Stored dataset items ::
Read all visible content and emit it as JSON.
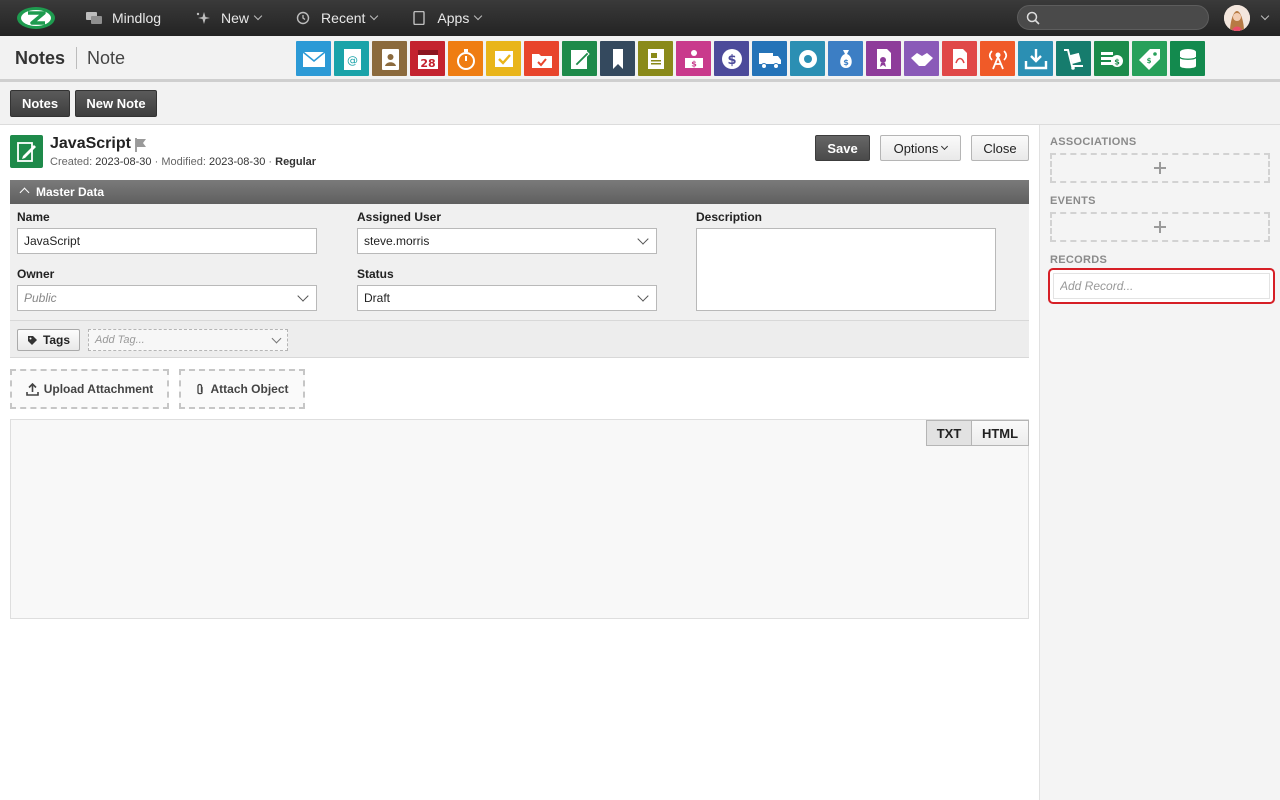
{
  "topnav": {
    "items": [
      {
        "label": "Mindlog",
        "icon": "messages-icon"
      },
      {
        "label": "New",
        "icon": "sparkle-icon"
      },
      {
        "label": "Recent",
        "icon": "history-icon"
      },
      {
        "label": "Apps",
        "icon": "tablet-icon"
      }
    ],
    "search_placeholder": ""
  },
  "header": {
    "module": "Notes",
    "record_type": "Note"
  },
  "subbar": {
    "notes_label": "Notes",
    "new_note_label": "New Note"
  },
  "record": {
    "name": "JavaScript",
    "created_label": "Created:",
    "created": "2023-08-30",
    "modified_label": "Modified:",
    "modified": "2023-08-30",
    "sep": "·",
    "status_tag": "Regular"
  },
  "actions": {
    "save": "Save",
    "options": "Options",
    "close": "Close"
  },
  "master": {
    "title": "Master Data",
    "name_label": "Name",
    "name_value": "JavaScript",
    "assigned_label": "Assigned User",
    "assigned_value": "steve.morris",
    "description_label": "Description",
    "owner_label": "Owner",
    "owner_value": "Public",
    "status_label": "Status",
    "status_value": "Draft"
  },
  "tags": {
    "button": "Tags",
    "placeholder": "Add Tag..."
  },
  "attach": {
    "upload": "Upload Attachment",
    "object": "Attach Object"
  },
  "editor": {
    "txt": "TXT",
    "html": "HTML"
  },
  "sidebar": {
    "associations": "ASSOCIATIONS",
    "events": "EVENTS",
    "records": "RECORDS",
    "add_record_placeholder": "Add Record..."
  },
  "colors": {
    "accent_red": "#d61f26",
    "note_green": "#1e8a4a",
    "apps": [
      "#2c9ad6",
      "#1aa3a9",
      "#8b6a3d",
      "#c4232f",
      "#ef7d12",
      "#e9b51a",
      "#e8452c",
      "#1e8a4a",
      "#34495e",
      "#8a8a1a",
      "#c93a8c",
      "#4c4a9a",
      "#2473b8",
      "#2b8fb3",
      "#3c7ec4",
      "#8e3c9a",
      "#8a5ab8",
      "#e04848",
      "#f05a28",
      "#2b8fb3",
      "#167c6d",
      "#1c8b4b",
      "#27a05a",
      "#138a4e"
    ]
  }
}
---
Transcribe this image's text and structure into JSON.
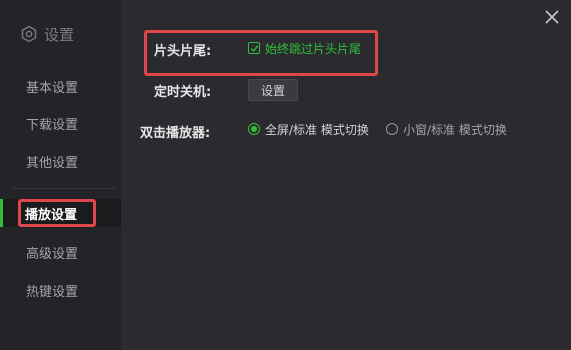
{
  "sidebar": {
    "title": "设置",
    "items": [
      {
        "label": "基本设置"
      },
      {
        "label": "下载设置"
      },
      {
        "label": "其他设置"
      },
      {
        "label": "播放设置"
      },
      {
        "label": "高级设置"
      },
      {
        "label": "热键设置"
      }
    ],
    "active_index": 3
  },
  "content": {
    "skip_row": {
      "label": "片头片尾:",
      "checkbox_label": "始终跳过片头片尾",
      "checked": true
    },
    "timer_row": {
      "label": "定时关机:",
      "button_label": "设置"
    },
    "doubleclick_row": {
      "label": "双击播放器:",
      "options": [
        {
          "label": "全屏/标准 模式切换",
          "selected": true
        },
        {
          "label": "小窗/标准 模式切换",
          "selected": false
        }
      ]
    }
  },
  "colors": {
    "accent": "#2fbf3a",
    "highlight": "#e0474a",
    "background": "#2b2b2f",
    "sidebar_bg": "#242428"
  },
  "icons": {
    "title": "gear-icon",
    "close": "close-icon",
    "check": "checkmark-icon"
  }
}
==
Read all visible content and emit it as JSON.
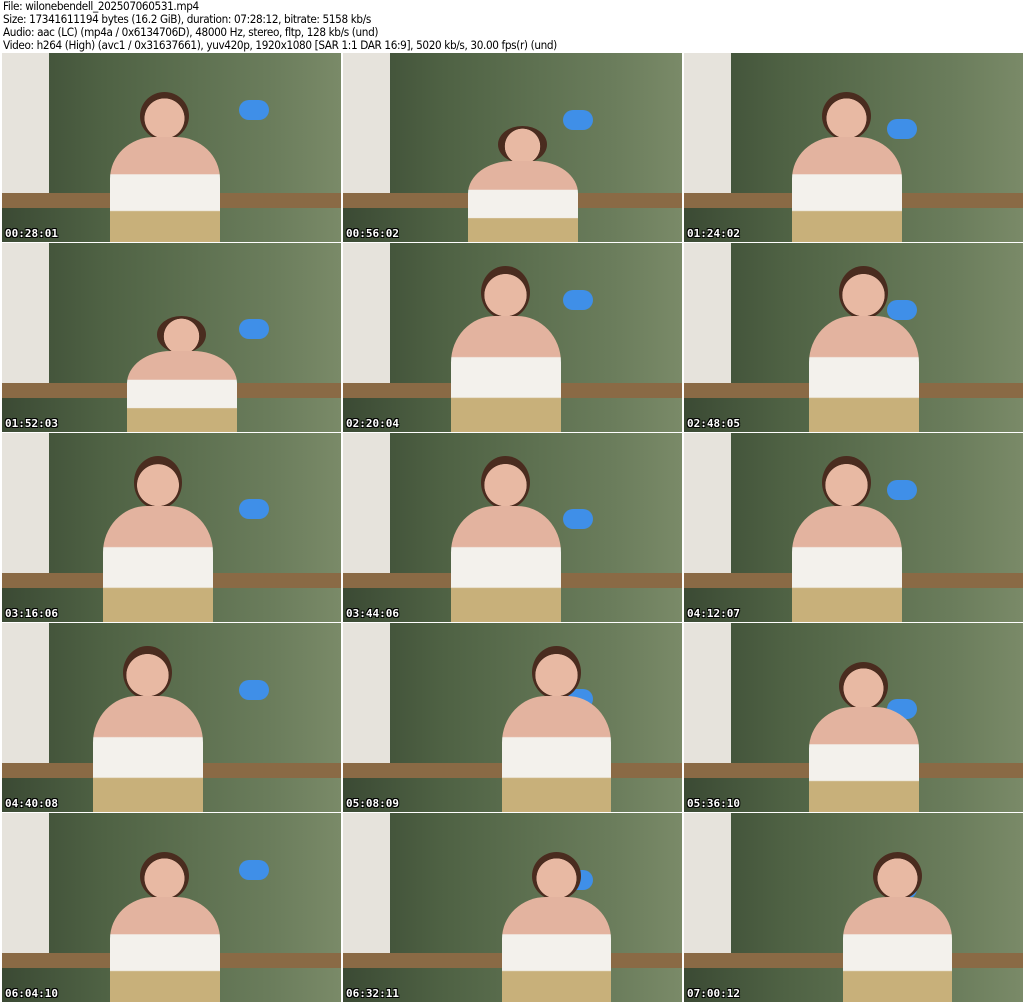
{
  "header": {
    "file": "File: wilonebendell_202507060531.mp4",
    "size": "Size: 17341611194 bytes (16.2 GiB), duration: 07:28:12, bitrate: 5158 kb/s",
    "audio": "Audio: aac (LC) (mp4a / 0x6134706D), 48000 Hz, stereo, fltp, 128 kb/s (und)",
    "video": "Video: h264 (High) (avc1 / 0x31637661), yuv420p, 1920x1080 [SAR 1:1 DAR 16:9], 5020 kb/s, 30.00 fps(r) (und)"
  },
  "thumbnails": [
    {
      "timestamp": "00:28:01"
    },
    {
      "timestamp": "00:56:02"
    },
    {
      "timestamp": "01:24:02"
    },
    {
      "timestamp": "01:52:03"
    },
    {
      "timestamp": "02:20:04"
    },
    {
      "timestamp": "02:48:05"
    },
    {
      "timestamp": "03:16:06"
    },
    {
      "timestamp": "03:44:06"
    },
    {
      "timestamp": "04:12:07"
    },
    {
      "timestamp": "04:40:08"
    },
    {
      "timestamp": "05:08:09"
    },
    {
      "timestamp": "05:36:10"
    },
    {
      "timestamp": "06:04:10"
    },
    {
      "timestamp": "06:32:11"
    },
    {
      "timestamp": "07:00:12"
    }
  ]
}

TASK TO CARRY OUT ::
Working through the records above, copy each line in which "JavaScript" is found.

WRITTEN SOLUTION ::
    "name": "JavaScript",
    "name_value": "JavaScript",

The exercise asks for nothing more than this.